And so, to cut a long story short. After four hours walk amidst the fog, we get to the saddle. A lovely American traveller shares the fact that it doesn´t get any better from here on. Naahhh, it can´t be that bad, after all, it was meant to be an easy walk! Well, my friends, our American climber was absolutely right. It did get a lot worse, and frustratingly dangerous. We wanted to make it badly. I wanted to make it badly, I´m very competitive with myself. But after nearly five hours climbing non-stop, reality hit me – this is not an easy walk, you are not prepared for this, you just had a tuna sandwich on the thickest loaf of bread you could find, which is making you extremely thirsty and almost have no water left (smart move), but most importantly, you have no clue how much more there is to climb in this rocky, dangerous terrain.
So, we stopped probably about 40 metres from the peak and made the decision to give up. Yes, we gave up, I publicly admit it (I could have not said anything and the whole world will think we made it to the top). While we were in the middle of nowhere trying to come to terms with our situation, a young topless specimen walked (at a very fast pace) past us, greeted us condescendingly and continued his speedy journey. We saw him later running down the mountain. That´s when we realised that it´s all a matter of perspective, really. For the locals, this is indeed, a walk in the park, your average Sunday family excursion.
We went to the same ladies in the information office later during our trip to get details on the Queenstown hill walk and we were told exactly the same, ¨easy as¨! Well, I challenge any of you to do just the first 100 metres of that walk!

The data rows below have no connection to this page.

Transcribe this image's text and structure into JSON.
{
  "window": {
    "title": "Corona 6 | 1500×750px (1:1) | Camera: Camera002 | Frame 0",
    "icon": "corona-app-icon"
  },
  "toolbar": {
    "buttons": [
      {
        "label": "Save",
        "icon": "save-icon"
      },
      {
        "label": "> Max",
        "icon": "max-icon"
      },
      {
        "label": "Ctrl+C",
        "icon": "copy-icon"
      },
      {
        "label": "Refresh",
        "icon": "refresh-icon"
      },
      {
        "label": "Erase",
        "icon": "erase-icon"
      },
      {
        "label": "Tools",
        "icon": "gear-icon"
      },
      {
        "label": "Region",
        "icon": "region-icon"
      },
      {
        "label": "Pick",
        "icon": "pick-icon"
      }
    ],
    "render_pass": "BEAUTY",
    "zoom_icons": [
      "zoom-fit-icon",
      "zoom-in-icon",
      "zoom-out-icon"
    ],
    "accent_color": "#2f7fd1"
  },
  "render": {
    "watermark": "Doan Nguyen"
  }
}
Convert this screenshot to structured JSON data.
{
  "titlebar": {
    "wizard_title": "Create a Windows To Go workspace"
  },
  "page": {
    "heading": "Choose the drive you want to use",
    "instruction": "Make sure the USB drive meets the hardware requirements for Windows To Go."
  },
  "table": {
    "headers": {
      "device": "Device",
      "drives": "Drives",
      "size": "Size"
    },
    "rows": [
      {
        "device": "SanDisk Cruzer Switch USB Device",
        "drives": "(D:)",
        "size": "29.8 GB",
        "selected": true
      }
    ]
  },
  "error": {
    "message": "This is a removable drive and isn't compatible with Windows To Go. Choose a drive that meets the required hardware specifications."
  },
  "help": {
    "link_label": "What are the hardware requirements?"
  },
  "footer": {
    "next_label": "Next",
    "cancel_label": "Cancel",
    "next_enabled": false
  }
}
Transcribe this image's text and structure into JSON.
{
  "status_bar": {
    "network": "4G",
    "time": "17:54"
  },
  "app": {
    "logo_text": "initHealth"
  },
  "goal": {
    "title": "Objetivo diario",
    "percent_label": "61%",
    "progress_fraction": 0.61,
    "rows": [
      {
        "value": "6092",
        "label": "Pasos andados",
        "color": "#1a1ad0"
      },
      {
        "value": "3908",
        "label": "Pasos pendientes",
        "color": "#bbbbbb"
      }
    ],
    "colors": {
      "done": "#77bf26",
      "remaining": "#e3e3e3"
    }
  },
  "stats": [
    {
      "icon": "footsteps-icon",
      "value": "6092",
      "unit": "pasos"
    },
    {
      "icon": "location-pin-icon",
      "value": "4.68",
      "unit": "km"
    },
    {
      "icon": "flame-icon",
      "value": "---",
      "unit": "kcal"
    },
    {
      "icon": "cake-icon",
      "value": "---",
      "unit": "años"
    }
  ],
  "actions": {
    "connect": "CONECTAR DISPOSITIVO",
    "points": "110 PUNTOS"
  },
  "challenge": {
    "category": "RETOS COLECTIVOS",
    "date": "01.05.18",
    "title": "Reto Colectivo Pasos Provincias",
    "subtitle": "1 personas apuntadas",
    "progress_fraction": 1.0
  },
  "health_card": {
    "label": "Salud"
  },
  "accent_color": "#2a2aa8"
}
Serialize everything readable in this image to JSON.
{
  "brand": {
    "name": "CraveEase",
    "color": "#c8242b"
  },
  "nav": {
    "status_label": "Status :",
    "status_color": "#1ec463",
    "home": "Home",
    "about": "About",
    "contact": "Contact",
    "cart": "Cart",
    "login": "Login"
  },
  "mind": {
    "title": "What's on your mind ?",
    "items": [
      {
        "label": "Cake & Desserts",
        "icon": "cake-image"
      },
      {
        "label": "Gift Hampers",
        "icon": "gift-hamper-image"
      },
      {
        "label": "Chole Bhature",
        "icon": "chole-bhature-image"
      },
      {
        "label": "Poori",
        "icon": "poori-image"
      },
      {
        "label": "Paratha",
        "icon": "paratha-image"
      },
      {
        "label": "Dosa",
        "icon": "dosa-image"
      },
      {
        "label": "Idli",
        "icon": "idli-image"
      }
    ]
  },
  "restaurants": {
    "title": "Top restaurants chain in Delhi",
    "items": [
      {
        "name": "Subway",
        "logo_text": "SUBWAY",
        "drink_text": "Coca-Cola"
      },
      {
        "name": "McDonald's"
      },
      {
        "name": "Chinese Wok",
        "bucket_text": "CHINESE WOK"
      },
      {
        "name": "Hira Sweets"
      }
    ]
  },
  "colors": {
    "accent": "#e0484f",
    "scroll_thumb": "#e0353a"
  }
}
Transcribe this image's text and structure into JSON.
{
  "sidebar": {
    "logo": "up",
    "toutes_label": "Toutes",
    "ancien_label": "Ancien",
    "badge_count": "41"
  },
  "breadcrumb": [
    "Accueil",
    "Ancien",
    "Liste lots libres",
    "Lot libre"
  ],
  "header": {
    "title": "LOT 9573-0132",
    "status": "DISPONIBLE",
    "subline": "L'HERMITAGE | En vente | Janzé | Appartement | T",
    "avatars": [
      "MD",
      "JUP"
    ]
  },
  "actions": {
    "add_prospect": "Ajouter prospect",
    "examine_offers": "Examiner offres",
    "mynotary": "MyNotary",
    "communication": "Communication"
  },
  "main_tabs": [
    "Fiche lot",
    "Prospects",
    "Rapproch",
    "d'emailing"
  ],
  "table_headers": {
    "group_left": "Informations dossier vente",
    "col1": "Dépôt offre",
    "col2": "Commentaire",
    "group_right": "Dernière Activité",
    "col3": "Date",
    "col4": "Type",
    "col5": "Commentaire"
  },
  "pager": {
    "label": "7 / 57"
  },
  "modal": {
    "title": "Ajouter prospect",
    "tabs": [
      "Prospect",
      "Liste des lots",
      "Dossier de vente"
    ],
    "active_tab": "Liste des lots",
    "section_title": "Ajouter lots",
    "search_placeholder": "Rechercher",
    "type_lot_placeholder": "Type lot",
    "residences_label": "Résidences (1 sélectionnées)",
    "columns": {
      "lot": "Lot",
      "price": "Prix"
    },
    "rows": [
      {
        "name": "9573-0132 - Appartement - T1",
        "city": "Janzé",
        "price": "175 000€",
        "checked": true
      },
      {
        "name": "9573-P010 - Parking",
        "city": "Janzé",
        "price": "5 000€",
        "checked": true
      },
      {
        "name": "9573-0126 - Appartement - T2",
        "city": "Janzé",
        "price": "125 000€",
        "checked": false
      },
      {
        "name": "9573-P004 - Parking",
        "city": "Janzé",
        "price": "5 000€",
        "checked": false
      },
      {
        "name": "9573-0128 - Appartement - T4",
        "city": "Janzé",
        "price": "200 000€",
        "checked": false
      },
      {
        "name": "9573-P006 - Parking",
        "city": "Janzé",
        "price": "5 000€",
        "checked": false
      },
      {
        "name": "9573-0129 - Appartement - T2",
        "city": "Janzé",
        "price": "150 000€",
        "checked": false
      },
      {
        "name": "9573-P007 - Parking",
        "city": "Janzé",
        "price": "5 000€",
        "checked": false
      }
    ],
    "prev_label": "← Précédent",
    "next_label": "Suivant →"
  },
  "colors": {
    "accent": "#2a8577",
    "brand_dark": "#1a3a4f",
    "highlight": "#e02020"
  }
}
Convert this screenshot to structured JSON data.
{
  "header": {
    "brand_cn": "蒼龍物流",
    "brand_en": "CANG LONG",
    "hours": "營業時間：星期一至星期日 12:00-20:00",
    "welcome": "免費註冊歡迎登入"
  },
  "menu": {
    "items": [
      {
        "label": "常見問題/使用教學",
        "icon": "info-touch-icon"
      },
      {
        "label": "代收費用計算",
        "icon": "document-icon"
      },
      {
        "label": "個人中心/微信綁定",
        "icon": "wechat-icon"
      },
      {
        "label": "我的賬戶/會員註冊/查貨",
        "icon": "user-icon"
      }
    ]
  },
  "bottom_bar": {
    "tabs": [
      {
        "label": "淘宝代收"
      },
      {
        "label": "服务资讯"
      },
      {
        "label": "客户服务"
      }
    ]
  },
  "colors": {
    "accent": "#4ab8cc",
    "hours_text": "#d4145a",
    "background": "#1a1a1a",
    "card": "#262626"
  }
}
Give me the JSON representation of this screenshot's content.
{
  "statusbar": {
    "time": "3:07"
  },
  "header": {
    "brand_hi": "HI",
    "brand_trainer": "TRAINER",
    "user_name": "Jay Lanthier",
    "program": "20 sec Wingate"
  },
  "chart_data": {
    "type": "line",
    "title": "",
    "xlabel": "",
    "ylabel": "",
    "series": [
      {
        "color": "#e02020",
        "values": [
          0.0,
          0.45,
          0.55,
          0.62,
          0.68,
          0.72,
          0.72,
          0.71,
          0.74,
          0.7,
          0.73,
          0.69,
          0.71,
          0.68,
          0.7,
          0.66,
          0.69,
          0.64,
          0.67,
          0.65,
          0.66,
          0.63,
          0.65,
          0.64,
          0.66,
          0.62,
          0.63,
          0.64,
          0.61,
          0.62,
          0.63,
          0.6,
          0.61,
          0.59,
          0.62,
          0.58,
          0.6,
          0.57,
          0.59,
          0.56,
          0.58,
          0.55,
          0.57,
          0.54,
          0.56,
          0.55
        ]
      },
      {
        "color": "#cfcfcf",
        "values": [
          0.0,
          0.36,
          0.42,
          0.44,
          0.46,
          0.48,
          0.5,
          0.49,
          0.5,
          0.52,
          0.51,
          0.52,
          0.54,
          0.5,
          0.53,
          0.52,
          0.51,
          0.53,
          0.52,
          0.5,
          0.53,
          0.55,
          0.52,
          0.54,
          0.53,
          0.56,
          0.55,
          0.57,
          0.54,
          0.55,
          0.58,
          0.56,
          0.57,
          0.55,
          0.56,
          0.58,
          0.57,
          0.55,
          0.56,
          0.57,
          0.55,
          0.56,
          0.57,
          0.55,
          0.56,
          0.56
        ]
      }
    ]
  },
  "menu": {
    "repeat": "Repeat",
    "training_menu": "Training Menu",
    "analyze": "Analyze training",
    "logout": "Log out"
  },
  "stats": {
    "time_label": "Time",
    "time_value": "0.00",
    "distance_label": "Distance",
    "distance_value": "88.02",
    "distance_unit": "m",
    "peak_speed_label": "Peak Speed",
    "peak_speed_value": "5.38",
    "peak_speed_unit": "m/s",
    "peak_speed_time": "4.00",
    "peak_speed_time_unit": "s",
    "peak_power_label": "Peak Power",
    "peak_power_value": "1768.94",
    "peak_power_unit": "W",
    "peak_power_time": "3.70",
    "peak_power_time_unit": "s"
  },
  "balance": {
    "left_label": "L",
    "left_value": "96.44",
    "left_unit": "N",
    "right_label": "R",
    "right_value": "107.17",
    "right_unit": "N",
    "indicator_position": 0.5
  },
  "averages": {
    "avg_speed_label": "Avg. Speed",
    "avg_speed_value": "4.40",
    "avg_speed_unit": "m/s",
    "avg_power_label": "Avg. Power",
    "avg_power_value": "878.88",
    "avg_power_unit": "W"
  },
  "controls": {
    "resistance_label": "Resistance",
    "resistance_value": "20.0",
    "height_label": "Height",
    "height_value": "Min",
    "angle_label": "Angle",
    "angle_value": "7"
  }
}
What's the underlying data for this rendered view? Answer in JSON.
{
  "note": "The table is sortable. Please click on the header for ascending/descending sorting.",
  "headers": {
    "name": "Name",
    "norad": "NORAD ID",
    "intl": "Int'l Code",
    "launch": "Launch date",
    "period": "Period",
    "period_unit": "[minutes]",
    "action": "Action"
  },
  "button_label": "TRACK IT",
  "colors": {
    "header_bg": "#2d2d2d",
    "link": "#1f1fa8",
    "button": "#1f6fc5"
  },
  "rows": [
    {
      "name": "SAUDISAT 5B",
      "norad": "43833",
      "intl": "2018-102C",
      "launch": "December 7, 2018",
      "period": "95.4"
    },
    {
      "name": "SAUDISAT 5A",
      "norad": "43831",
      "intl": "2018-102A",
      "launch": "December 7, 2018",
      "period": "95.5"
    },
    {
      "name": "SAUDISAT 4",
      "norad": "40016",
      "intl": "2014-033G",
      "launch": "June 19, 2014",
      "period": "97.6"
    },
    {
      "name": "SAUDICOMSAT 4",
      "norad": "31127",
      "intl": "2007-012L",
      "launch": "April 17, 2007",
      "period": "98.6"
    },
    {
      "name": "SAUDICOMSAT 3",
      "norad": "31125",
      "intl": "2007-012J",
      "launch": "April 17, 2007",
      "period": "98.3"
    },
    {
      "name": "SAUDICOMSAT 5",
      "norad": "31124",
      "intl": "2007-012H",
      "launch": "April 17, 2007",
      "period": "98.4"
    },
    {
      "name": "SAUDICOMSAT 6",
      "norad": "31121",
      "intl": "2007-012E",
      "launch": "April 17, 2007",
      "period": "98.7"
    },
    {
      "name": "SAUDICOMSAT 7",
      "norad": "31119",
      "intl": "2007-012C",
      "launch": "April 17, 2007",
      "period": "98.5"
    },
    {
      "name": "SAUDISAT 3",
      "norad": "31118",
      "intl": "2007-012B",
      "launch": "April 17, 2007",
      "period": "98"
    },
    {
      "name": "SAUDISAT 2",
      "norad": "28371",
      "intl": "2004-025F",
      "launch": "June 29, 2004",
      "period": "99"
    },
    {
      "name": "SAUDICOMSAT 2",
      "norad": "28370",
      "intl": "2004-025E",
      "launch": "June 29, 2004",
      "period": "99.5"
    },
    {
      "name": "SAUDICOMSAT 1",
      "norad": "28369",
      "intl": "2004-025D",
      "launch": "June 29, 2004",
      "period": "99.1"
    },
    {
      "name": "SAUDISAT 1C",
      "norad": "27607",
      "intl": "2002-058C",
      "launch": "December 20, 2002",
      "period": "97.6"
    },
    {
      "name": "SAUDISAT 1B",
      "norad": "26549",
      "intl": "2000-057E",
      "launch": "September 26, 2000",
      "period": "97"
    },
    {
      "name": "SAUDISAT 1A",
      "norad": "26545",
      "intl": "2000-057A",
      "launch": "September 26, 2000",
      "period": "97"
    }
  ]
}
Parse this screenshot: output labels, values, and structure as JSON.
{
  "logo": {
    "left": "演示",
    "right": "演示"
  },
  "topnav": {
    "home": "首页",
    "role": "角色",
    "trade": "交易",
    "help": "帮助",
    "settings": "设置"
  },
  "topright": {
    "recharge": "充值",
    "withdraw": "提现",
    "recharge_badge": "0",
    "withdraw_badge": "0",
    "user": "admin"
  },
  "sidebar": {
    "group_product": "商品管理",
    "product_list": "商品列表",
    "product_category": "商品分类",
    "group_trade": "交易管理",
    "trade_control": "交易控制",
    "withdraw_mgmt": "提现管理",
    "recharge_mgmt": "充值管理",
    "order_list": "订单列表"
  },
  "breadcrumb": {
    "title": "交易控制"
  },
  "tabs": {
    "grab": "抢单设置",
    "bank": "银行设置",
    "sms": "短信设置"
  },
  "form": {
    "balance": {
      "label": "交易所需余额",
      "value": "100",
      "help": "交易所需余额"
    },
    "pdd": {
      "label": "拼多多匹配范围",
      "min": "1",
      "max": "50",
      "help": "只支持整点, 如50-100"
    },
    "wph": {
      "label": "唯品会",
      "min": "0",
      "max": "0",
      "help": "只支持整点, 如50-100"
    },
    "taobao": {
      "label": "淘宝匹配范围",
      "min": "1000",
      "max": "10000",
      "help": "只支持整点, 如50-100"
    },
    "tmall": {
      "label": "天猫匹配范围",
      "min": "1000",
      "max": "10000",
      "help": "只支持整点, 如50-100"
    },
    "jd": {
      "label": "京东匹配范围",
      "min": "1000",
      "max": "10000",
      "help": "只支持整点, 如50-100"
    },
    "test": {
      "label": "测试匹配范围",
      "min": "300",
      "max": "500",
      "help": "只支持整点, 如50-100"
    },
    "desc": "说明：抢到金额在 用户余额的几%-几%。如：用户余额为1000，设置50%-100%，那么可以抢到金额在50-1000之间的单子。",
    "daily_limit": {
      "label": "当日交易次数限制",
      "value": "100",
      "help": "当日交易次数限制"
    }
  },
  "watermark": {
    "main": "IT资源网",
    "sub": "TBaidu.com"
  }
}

Or try the supposedly easy bike ride from Queenstown to Arrowtown, 25 kms away, a lovely ride on tortuous gravel paths meandering along rivers and some of the worst hills ever seen, so impossible I couldn´t even push the bike on foot.
But you know what? It´s all worth it, the blisters, the thirst, the sweat and the pain because it truly is one of the most stunning destinations you could wish for. And you know what´s best? Despite the seemingly different perspectives in life, when you cross paths with a New Zealander, he or she will look you in the eyes and will make a conscious effort to ask you : Hello, how are you? And if time permits, there will be more questions, more interest, more conversation, and a hand shake. I do love that about New Zealand.